Health Justice CT

Health Justice CT Blog

Health Disparities News Round Up – Friday, November 4, 2011

Just in case you missed it, here’s some of the latest health news and reports from this past week.

White House: >> Improving Health Disparities Data for a Healthier Nation – With respect to race and ethnicity, we can now collect more data on key groups. The data categories for Asian American and Pacific Islander populations have  been expanded. >> Read more 

Politico: Health Disparities may be beyond HHS reach – The health reform law gives federal health officials a new mandate to address the fact that racial and ethnic minorities tend to be sicker than the rest of the population. But there are limits to what they can actually do about the problem. >> Read more

New York Times:  A Mobile Oasis in a ‘Food Desert’ – Food deserts, communities lacking access to supermarkets or other sources of fresh, healthful food, are typically thought of as being in isolated, rural areas. But as the shock waves of the recession reverberate across society, food deserts have engulfed places like Germantown. >> Read more

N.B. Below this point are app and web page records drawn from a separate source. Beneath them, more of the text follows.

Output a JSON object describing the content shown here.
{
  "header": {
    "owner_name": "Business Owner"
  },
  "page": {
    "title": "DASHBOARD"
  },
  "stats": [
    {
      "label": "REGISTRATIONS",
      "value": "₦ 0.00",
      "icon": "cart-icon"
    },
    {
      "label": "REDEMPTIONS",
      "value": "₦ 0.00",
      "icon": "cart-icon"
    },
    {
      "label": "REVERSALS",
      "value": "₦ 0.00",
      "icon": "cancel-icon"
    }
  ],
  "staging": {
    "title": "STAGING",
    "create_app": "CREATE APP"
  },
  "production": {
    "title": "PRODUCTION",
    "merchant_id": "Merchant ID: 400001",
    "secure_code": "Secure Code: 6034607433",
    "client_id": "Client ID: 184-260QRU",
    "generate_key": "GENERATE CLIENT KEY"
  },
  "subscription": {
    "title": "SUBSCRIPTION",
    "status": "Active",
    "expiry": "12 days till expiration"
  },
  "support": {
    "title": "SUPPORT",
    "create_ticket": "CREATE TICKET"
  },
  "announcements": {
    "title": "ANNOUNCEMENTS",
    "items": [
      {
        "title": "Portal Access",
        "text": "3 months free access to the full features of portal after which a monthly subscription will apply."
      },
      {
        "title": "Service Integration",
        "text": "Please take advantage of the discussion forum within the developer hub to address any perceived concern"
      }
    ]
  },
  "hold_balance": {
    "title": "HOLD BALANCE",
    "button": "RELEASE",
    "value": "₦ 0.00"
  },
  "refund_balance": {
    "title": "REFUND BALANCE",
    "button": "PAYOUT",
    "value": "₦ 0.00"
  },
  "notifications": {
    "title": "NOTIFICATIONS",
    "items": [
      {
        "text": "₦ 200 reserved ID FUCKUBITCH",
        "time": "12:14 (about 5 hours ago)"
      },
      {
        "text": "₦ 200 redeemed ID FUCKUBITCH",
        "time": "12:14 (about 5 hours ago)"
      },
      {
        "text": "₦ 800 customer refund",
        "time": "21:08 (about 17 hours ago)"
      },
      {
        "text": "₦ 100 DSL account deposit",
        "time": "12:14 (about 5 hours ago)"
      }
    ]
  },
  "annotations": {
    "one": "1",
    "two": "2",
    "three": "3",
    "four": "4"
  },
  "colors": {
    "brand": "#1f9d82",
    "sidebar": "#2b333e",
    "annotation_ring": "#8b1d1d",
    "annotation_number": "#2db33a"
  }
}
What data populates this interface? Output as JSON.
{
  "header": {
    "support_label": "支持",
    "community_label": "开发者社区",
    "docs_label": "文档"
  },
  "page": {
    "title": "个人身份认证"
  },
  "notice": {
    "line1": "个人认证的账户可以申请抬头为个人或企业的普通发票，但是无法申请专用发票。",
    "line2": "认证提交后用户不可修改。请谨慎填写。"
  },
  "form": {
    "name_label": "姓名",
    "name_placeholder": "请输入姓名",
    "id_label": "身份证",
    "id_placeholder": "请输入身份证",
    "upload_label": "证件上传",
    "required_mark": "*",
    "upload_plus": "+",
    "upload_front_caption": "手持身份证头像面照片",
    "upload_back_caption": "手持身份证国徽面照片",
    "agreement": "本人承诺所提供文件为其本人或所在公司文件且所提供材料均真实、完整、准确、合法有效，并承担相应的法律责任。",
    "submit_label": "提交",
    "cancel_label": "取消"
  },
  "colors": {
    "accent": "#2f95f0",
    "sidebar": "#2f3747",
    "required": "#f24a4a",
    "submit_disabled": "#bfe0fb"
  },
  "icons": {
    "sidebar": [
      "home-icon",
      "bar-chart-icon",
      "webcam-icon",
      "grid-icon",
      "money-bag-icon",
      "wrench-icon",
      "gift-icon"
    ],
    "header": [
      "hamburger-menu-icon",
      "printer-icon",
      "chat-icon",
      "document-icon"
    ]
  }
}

Reuters: Women still lag economics, politics: report – Women are almost on par with men around the world in health and education, but they still lag in economic and political participation and opportunities, according to a World Economic Forum report released on Tuesday. >> Read more

Journal of American Academy of Physicians Assistants:  The debut, and Health Disparities’ bold take on equality issues – “The issue is a call to action for PAs and others interested in turning around disparities, calling out troubled data that impact a variety of populations.”  >> Read more

Digital Journal:  Did you know that health living is American is an equal opportunity for all? Health is one’s life. As Billy Graham said, “When wealth is lost nothing is lost, but when health is lost all is lost.” The Mary-Jay Alliance believes that prevention is better than intervention, and that everyone can be as healthy as they want to be, if care is taken. Americans can put an end to diseases such as cancer, diabetes, asthma, immune disorders, etc., by incorporating some simple changes to their daily regimen. >> Read more

The Nonprofit Quarterly:  Childhood Obesity and Hunger Both Indicators of Poverty — As indicators of this relatively recent shift, representatives from the organization explained that between 2000 and 2009 the number of children living in poverty in the state doubled, and that the state jumped from having the second lowest rate of obese and overweight children in 2003 to having the tenth highest rate in 2007 (the second highest rate of growth, behind Nevada) >> Read more

Cardiology Today: Disparate Cardiovascular Health: A Variance that Refuses to Disappear – The first acknowledgement of the disparities gap in CV health was met with much skepticism and disbelief. Many of our colleagues trusted that we had overcome the legacy of our troubled US history of inequities in medical care.>> Read more

Spotlight on Poverty and Opportunity: Helping the Doubly-Disadvantaged: The Role of Neighborhoods in Health – These sorts of disparities across neighborhoods have generated long-standing concern that poor families living in high-poverty neighborhoods might be “doubly-disadvantaged”—both poor and living in a high-poverty environment that may be harmful to their health. >> Read more

Black Voices News: Michelle Obama Join Food Desert Fight – And when it comes to healthy eating, especially for children, Obama said America should to do more than just give ‘lip service.’ “We can talk all we want about making healthy choices about the food we serve our kids, but if parents don’t have anywhere to buy those foods, then that’s all it is – it’s just talk,” explained Obama. >> Read more

Reuters: Inequality dents U.S. rank in U.N. development index – The United States remains the fourth best country in the world to live in, but adjustment for inequality drops it into 23rd place, according to an annual U.N. ranking of nations’ development released on Wednesday.  >> Read more

Newswise: Immigrants at Greater Risk for Poor Health the Longer They Reside in the US – The results showed that those who have lived in the U.S. for 20 years have a 98 percent greater chance of being obese and 68 percent greater odds of having hypertension. >> Read more















About Gina Hernandez

Gina Hernandez is a Program Director at the Society for New Communications Research and has worked 7+ years in the digital communications field. Prior to joining the Society for New Communications Research, Gina worked at re: Imagine group, where she where she led media and blogger outreach and agency research.

This entry was posted in Childhood Obesity / Obesity, Health Equity, Health News Round-Up, Policy, Poverty, Race and Ethnicity, Social Determinants of Health. Bookmark the permalink.